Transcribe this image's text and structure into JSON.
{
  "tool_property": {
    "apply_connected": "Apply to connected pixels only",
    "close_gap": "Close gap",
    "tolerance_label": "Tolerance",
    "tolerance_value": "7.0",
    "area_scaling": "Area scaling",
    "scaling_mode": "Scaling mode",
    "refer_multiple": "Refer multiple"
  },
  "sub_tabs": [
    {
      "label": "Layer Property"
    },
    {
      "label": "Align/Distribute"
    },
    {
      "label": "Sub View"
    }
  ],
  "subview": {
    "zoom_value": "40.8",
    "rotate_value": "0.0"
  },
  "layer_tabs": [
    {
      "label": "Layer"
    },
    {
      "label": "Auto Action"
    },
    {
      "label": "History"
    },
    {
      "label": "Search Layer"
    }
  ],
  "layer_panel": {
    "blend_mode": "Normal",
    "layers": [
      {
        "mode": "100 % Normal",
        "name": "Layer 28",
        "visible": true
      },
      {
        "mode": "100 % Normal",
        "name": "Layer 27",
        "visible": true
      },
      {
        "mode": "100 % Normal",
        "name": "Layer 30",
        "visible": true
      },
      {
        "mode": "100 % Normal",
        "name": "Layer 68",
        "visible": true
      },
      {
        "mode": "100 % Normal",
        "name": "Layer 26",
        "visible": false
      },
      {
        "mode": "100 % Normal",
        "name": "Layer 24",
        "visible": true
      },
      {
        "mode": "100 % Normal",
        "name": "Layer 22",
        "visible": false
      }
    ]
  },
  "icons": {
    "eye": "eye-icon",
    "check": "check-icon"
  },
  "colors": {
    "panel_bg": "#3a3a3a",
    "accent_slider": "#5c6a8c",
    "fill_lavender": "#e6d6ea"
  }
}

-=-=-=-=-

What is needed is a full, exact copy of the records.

* Problem solution:
Transcribe this image's text and structure into JSON.
{
  "tool_property": {
    "apply_connected": "Apply to connected pixels only",
    "close_gap": "Close gap",
    "tolerance_label": "Tolerance",
    "tolerance_value": "7.0",
    "area_scaling": "Area scaling",
    "scaling_mode": "Scaling mode",
    "refer_multiple": "Refer multiple"
  },
  "sub_tabs": [
    {
      "label": "Layer Property"
    },
    {
      "label": "Align/Distribute"
    },
    {
      "label": "Sub View"
    }
  ],
  "subview": {
    "zoom_value": "40.8",
    "rotate_value": "0.0"
  },
  "layer_tabs": [
    {
      "label": "Layer"
    },
    {
      "label": "Auto Action"
    },
    {
      "label": "History"
    },
    {
      "label": "Search Layer"
    }
  ],
  "layer_panel": {
    "blend_mode": "Normal",
    "layers": [
      {
        "mode": "100 % Normal",
        "name": "Layer 28",
        "visible": true
      },
      {
        "mode": "100 % Normal",
        "name": "Layer 27",
        "visible": true
      },
      {
        "mode": "100 % Normal",
        "name": "Layer 30",
        "visible": true
      },
      {
        "mode": "100 % Normal",
        "name": "Layer 68",
        "visible": true
      },
      {
        "mode": "100 % Normal",
        "name": "Layer 26",
        "visible": false
      },
      {
        "mode": "100 % Normal",
        "name": "Layer 24",
        "visible": true
      },
      {
        "mode": "100 % Normal",
        "name": "Layer 22",
        "visible": false
      }
    ]
  },
  "icons": {
    "eye": "eye-icon",
    "check": "check-icon"
  },
  "colors": {
    "panel_bg": "#3a3a3a",
    "accent_slider": "#5c6a8c",
    "fill_lavender": "#e6d6ea"
  }
}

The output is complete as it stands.